> **PROBLEM DESCRIPTION**
The answer must consist of every line in the records below that contains the string "caption".

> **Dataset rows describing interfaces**

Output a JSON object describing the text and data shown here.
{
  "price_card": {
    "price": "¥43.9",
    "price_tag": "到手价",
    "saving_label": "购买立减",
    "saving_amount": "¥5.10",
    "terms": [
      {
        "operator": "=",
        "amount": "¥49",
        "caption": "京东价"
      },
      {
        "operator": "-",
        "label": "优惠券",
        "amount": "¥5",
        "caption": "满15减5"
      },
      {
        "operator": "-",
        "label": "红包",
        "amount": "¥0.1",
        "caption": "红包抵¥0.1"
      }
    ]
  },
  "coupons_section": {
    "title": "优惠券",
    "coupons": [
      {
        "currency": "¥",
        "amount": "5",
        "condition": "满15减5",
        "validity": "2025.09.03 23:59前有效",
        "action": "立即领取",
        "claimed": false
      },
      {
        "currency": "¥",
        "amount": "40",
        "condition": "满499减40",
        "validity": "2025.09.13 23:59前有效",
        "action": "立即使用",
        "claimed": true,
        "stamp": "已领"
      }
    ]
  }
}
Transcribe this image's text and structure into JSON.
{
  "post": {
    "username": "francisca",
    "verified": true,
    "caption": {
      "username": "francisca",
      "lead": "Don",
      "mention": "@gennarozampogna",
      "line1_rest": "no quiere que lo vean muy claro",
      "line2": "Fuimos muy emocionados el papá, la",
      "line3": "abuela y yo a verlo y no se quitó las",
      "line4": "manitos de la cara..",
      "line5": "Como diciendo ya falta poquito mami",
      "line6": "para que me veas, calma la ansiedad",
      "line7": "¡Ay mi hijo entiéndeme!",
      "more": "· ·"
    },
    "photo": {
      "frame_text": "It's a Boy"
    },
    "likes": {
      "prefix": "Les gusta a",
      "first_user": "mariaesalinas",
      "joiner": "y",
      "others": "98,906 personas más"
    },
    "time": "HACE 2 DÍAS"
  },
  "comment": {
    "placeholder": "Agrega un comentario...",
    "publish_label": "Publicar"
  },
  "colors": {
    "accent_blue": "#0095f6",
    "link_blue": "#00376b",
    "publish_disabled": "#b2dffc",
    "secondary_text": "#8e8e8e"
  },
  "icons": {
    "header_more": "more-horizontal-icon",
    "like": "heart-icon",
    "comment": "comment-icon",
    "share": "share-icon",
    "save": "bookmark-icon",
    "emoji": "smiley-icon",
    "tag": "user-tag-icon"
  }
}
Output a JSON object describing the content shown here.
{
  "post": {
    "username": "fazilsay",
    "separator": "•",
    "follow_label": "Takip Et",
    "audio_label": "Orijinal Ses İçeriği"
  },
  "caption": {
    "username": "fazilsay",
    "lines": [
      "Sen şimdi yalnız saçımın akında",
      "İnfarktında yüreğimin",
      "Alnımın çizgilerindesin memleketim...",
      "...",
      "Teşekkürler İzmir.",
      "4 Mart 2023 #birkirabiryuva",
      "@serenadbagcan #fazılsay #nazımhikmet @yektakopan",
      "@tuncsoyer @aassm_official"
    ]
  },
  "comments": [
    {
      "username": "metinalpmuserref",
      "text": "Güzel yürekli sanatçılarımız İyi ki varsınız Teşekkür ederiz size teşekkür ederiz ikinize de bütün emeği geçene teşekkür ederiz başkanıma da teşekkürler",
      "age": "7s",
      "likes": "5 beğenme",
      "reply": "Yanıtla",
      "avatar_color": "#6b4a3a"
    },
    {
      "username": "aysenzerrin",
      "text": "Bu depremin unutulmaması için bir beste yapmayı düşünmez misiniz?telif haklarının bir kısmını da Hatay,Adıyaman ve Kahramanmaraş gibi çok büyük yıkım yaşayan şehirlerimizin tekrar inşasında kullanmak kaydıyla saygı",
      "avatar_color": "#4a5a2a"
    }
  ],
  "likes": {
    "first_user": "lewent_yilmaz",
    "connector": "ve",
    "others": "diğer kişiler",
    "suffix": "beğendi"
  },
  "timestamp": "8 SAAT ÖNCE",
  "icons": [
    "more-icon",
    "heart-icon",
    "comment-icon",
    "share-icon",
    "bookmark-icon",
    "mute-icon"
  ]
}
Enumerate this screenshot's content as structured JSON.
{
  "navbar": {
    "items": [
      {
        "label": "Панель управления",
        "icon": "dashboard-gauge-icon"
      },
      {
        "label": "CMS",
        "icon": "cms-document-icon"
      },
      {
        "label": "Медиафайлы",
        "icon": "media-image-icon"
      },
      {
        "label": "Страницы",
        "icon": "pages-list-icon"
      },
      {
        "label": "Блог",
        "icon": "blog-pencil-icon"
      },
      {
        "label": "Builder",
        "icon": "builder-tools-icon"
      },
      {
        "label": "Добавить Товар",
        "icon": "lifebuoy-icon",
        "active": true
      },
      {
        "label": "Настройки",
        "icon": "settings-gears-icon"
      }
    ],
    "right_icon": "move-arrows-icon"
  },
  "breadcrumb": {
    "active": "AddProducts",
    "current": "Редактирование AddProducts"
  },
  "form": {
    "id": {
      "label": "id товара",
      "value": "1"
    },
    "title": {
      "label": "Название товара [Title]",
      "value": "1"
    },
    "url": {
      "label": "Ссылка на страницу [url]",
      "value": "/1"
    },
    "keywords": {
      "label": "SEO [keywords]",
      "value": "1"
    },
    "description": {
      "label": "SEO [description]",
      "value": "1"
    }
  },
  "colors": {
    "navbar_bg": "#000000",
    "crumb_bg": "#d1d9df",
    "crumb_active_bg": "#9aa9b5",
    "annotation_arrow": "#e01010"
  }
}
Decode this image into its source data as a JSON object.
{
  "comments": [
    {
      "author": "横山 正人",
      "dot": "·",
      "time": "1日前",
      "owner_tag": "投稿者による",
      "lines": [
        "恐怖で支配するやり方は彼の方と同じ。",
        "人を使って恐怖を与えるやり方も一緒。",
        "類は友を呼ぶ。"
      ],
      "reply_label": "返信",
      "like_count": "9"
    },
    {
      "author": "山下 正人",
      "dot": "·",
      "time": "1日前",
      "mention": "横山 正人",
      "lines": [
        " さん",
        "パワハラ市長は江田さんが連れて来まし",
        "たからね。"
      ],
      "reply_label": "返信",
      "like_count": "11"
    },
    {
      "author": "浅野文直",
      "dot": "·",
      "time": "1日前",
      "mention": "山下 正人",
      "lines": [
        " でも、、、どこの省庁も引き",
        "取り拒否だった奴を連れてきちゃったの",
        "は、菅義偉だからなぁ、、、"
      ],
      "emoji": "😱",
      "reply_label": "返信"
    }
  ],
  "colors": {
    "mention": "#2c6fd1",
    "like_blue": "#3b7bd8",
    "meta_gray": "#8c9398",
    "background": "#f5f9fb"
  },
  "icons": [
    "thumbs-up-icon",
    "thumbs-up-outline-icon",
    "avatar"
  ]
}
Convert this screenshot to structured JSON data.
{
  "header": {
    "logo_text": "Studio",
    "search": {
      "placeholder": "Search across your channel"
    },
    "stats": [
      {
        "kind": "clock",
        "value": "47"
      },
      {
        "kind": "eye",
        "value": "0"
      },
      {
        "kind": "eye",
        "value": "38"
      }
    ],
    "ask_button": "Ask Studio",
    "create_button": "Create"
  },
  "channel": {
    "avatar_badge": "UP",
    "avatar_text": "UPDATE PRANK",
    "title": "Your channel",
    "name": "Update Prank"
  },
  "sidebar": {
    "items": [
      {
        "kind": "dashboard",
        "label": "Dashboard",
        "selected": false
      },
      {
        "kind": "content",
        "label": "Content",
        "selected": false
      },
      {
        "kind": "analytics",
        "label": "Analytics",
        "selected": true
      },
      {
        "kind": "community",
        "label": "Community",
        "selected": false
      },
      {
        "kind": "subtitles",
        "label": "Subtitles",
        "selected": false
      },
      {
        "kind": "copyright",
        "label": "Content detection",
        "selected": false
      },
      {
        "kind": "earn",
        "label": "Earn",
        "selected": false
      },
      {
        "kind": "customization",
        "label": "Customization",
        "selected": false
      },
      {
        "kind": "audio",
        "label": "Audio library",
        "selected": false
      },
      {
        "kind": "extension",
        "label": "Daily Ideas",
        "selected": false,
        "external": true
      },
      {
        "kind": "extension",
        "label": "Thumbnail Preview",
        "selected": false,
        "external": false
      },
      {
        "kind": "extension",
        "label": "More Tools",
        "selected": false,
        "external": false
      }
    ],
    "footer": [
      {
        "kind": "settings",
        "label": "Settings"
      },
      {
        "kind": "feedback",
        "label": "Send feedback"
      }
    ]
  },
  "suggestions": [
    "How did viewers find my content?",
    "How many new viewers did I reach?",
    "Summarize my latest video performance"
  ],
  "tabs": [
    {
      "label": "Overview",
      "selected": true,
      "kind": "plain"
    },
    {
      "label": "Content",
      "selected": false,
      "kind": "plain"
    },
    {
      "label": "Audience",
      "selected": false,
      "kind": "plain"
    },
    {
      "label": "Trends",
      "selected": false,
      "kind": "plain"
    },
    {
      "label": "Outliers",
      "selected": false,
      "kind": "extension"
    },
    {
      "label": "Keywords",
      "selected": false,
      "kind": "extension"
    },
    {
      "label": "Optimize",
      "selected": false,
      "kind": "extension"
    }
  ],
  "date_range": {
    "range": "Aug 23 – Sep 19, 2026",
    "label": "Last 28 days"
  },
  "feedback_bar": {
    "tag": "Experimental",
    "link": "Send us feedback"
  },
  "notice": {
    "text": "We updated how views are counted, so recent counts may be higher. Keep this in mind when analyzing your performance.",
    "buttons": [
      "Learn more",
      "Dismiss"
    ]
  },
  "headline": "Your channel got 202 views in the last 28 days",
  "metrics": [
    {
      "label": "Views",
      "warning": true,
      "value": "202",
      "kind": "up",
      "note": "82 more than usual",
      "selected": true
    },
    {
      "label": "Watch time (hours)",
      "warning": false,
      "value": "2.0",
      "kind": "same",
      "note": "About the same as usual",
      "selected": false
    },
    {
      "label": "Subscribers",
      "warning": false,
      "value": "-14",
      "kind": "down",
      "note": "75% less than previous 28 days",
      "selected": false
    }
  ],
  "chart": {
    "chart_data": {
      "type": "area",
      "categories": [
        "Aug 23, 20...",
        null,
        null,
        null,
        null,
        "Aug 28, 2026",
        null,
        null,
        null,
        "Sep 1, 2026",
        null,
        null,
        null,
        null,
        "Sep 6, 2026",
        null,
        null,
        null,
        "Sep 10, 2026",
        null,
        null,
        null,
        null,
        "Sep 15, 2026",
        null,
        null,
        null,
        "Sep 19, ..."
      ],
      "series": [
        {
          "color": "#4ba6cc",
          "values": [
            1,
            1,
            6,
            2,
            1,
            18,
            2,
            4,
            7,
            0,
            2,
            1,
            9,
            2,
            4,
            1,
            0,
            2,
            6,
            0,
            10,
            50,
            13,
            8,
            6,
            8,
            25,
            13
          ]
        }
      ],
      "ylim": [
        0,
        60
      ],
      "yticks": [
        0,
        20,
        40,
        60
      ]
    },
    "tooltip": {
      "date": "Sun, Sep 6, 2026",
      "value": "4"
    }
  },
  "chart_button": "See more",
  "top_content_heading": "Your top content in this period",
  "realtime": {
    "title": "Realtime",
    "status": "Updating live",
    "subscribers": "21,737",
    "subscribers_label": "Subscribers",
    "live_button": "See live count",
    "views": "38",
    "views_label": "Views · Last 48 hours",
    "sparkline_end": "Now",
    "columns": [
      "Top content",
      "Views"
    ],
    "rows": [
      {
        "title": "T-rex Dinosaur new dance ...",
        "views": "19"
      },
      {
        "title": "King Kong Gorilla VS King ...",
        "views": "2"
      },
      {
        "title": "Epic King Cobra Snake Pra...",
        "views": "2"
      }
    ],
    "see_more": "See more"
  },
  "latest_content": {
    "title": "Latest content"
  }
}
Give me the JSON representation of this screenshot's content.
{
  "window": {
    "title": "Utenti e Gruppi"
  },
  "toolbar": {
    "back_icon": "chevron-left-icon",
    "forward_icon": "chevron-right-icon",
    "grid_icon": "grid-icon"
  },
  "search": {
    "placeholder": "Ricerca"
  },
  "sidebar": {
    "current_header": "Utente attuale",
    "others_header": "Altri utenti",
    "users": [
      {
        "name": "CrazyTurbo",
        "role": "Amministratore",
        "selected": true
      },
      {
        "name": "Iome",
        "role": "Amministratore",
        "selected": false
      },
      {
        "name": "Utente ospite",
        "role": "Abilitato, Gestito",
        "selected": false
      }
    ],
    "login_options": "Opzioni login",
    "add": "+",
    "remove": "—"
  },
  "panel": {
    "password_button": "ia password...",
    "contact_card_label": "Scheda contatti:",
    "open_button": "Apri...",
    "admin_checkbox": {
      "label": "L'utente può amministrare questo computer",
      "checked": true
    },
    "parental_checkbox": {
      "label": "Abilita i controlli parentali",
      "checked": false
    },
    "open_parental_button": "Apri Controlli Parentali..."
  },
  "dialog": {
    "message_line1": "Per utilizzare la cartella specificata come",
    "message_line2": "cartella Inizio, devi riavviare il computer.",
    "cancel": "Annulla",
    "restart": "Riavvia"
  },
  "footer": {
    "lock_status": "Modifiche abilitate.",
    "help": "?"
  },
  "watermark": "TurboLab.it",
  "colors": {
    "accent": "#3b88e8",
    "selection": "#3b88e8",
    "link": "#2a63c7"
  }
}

> **YOUR SOLUTION**
        "caption": "京东价"
        "caption": "满15减5"
        "caption": "红包抵¥0.1"
    "caption": {
  "caption": {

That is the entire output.